Obviously an outdoor kiosk requires more investment per unit than a 19 inch flatscreen TV on sale at Best Buy.  At least the TV would still be working four years later.  CostOwl notes the average lifespan for an outdoor kiosk is 3 to 10 years.  Did anyone mention that to eager city officials before they jumped and grabbed their new toys?

On the question of durability the metal kiosk shells have been rusting.  A new paint job covers up the defect.  No change with the kiosk viewing feature. The screens: windows into an empty void.

The PlattInfo software was provided by a local programmer.  He wrote it in proprietary code, not open source, meaning that only he can work on the system.  There's mention of repurposing the kiosks but only he can modify and update the original system.  One wonders what he would charge for that work.

Tuesday, July 26, 2016

What's The Info On PlattInfo?

Way back in the day when the info kiosks worked.

(C) 2015 Luke T. Bush


The poster hung on the large bulletin board, protected by a plexiglass shield.   Brief description of the poster: annoying.

Matt Hall walked by the bulletin board while going to work, day after day, until he decided it was time to say something about the poster.

None of the few words on the poster were offensive, obscene or discriminatory.  The simple words were superimposed over a painting featuring Plattsburgh City landmarks, City Hall and the towering obelisk with the bronze eagle on top.

The poster proclaimed: PlattInfo. Sights.  Shopping.  Dining.  plattinfo.com

Near the bulletin board stood a metal kiosk, recently repainted to cover up the rust.  It's electronic touchscreen remained black.  At one time -- probably two years ago -- the screen brightly glowed, displaying all sorts of info about downtown.

Matt knew the story behind the poster, the info kiosks, the PlattInfo website.  More than I had realized when I was just covering the kiosk aspect.

November 22, 2012.  An article appeared in the city (news)paper announcing the PlattInfo project. Three touchscreen kiosks would be installed.  It sounded like it was about ready to go, including a website providing info on restaurants and other attractions in the city.  Business subscriptions were $52 a year, an amount even a small business could afford -- or so it was claimed.

In an email interview Matt explained: "As coordinator at ROTA Gallery I was approached by the PlattInfo folks to buy into a subscription at $52 a year. I told them that I wasn't comfortable approving the expense and wanted to wait and see how the kiosks did over time before putting money into the project."

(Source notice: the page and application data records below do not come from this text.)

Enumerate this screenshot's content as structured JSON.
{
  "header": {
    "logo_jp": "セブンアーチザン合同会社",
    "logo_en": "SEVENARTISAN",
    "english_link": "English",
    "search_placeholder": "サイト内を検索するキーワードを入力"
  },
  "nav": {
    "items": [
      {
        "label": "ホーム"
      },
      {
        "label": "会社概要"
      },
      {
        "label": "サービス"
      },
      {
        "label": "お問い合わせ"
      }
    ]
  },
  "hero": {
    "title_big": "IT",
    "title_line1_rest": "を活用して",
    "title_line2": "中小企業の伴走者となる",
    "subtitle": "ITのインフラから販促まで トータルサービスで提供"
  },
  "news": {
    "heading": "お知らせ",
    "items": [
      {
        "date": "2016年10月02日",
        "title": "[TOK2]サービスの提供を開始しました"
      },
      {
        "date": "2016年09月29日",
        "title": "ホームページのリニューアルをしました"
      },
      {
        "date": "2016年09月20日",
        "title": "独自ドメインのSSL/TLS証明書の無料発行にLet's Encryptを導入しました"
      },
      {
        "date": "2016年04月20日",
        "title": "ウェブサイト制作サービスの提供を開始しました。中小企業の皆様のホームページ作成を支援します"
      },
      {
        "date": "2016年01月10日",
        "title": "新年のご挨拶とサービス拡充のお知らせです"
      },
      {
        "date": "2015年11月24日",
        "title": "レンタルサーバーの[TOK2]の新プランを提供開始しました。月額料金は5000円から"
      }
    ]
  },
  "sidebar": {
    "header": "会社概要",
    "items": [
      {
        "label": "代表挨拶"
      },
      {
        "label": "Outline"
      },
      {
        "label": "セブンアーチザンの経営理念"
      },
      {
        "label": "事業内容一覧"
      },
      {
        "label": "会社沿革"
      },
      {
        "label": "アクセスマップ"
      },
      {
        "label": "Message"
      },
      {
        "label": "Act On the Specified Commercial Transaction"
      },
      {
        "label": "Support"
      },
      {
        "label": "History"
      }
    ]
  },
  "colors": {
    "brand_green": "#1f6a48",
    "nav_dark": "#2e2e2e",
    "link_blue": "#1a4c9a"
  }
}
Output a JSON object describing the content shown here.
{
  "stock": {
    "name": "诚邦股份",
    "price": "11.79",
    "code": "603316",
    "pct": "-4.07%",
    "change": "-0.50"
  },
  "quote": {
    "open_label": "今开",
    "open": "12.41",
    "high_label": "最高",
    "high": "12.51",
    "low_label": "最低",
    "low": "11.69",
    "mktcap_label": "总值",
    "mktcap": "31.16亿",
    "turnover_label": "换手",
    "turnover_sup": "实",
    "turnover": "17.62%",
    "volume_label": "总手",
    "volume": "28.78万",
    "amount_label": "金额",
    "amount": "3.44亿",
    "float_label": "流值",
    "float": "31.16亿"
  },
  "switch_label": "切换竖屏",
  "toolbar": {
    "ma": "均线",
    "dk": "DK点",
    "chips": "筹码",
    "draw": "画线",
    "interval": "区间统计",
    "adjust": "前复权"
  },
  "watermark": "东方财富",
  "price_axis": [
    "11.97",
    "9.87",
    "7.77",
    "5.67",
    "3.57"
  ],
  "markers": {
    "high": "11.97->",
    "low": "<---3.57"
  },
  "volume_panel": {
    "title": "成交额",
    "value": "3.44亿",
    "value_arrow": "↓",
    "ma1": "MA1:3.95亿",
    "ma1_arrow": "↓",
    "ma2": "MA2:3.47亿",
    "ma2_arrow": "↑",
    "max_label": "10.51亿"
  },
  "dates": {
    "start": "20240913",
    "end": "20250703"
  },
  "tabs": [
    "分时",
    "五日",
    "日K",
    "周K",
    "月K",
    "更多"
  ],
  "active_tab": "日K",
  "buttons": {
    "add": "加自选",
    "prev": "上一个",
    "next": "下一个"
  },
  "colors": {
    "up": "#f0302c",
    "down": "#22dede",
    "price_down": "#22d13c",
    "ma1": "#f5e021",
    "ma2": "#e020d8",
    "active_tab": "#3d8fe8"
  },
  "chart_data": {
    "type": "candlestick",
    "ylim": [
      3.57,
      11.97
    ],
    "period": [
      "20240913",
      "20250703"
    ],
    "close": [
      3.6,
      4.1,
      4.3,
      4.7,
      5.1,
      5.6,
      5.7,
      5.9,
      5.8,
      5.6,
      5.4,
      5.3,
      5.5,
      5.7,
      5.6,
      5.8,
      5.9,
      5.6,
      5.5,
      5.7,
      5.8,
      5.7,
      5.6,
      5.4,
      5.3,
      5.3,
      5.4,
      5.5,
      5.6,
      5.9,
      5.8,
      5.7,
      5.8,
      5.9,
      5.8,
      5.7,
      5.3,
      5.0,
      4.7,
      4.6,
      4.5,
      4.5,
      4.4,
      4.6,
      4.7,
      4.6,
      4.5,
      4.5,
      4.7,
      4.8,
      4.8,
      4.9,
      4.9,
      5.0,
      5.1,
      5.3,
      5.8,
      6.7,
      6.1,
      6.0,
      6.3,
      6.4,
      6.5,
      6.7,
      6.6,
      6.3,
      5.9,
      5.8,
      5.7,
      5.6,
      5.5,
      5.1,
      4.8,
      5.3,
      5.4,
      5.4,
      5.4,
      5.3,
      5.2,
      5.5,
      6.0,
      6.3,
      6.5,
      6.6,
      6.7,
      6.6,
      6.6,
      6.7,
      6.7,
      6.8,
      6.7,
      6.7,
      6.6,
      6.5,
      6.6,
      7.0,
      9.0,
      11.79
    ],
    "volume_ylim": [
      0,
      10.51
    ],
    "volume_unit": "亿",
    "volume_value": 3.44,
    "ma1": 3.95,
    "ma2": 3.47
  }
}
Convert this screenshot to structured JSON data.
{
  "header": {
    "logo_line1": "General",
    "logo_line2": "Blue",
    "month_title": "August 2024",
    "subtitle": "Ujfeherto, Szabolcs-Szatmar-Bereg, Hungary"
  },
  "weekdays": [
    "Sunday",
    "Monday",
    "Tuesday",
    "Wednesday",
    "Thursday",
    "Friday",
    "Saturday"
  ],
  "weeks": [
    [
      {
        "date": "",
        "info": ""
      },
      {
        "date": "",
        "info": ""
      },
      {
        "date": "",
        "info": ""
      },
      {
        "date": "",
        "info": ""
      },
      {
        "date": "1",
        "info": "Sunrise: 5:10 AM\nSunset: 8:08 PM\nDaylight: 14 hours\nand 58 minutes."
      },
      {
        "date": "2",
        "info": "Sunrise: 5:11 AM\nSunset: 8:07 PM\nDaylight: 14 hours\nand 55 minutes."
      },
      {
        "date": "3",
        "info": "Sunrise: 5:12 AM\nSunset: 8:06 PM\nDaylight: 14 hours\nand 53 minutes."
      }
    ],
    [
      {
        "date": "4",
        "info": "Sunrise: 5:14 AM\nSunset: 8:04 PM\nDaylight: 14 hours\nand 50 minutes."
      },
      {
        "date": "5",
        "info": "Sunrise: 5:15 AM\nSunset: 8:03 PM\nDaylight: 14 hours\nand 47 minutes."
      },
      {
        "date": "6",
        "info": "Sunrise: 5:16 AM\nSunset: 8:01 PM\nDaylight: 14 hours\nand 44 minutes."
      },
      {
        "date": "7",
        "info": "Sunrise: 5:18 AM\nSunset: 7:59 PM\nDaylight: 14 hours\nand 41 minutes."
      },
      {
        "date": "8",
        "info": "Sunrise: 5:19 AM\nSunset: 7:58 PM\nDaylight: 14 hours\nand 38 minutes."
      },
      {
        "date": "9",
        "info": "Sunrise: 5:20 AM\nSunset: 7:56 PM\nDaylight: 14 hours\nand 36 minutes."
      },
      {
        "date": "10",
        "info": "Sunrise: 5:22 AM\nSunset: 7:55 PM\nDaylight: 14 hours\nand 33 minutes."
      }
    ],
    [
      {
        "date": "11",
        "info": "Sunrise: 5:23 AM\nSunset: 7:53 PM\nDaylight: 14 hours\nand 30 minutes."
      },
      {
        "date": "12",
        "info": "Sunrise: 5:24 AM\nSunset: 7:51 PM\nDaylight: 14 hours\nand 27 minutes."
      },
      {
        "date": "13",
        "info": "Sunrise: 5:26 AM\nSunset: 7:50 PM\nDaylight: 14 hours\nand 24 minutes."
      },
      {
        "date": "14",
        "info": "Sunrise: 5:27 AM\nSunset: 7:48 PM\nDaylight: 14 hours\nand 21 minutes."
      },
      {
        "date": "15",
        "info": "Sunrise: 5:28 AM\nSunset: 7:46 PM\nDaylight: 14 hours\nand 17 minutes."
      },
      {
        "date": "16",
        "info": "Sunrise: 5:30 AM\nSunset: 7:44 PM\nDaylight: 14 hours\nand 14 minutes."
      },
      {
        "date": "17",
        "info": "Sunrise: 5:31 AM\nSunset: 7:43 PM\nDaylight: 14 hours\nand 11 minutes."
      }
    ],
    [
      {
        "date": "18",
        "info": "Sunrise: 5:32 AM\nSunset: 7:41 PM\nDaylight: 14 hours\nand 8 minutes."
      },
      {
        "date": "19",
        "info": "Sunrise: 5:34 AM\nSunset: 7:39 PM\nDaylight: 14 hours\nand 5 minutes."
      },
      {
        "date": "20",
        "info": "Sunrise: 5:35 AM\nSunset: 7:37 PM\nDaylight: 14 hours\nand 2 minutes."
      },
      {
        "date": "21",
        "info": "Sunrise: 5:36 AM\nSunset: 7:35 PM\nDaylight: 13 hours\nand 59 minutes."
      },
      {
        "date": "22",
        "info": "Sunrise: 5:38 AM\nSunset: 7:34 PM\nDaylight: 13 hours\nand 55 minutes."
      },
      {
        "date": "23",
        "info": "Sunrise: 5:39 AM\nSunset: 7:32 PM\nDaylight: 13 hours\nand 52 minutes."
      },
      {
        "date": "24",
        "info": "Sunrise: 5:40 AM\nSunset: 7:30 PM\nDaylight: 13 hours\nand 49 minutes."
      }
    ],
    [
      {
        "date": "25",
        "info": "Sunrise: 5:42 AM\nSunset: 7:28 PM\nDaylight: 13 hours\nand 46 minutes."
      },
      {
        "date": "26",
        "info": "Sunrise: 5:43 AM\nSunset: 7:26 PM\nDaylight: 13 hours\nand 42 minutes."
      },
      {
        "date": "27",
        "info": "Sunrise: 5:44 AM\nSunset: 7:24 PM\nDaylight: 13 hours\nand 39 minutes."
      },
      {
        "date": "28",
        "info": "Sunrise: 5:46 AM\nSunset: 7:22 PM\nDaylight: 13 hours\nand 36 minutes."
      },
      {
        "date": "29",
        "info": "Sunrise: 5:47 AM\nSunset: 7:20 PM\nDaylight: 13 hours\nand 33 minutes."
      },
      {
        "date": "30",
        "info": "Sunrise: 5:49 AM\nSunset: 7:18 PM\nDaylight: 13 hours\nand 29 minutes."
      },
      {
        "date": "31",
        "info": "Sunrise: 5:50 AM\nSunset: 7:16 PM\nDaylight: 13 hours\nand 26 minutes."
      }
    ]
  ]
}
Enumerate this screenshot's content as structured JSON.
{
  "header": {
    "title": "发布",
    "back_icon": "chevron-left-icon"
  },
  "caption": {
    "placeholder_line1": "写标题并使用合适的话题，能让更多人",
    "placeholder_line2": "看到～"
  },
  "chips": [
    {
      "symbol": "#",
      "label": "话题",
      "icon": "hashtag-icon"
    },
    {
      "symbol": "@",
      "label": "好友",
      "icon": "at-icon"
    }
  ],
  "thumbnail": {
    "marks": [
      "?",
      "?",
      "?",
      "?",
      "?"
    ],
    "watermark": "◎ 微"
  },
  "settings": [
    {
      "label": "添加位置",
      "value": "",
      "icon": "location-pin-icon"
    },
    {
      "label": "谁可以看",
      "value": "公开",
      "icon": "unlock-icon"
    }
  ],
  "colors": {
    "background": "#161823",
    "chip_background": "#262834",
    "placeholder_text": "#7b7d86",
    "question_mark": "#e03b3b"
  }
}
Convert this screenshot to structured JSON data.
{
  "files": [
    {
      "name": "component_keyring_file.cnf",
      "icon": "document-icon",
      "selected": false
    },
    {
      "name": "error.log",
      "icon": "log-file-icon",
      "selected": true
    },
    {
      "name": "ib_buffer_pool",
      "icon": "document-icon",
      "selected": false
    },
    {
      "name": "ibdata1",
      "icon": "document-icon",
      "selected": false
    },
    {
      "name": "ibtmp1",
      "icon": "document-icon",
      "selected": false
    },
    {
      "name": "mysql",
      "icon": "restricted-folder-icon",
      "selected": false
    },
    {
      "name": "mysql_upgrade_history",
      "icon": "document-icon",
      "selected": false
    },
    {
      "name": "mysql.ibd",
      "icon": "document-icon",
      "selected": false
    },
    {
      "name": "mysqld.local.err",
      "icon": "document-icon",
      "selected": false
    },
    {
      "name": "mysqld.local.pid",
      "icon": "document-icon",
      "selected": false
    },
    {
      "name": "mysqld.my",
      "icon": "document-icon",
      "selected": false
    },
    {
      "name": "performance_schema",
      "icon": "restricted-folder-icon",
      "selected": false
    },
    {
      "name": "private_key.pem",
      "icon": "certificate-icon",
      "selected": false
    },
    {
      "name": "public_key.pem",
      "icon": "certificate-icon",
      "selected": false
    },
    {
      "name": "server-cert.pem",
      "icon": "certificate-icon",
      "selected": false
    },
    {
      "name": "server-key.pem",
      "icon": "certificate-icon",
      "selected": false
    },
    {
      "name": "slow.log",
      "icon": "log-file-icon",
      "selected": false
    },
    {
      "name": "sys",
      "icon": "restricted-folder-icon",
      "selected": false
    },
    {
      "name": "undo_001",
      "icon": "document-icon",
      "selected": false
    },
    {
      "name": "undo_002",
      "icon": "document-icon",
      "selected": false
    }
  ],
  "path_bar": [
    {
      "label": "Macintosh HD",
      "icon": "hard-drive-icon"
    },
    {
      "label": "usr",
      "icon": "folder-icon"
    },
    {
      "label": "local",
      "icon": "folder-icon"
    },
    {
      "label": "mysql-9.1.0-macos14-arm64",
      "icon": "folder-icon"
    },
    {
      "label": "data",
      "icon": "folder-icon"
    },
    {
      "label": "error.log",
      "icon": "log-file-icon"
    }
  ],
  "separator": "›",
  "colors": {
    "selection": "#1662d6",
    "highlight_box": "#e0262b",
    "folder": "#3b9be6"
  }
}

It's a good thing he waited.  The info kiosks have been dead for the last two years.  And plattsinfo.com?  Outside of a basic introduction nothing has been added despite the site's statement: Stay tuned for news.  Matt verified the inactivity with the online resource the Wayback Machine.

Don't believe everything you read.

Matt went online to raise the issue, reaching out with Facebook posts.  He wanted the poster taken down. Many comments have resulted, some critical about the waste of taxpayer money.

Seeing the posts a city councilor looked into the matter and contacted Matt.  The councilor had learned the kiosks were installed before mobile phone apps became popular.  Also due to the terms of the grant the info kiosks had to remain in place until 2017.  The councilor had heard the city IT department was aware of the problem and the city was planning to repurpose the kiosks for a more practical use.  (Stay tuned for news!)

Previously Matt attempted to find out what had happened with the PlattInfo program.  He contacted one source aware of the situation who told him there was a "sordid" story about the project.  Then the source went silent, no more correspondence.

Matt wants the PlattInfo poster taken down because it's just an awful reminder of the project's failure and waste.  The poster's contact info is useless.

Matt: " If any visitors or interested parties actually looked up #plattinfo or any of the links listed on it, they would just find dead websites. Why would we keep that up there? At best its irrelevant, and at worst it makes us look foolish."

Or makes us, as I say, Plattsburgh Smart.

Hey, Binky, ya need a domain name? 

Monday, July 25, 2016

Hanging Out

(Click on image to enlarge.)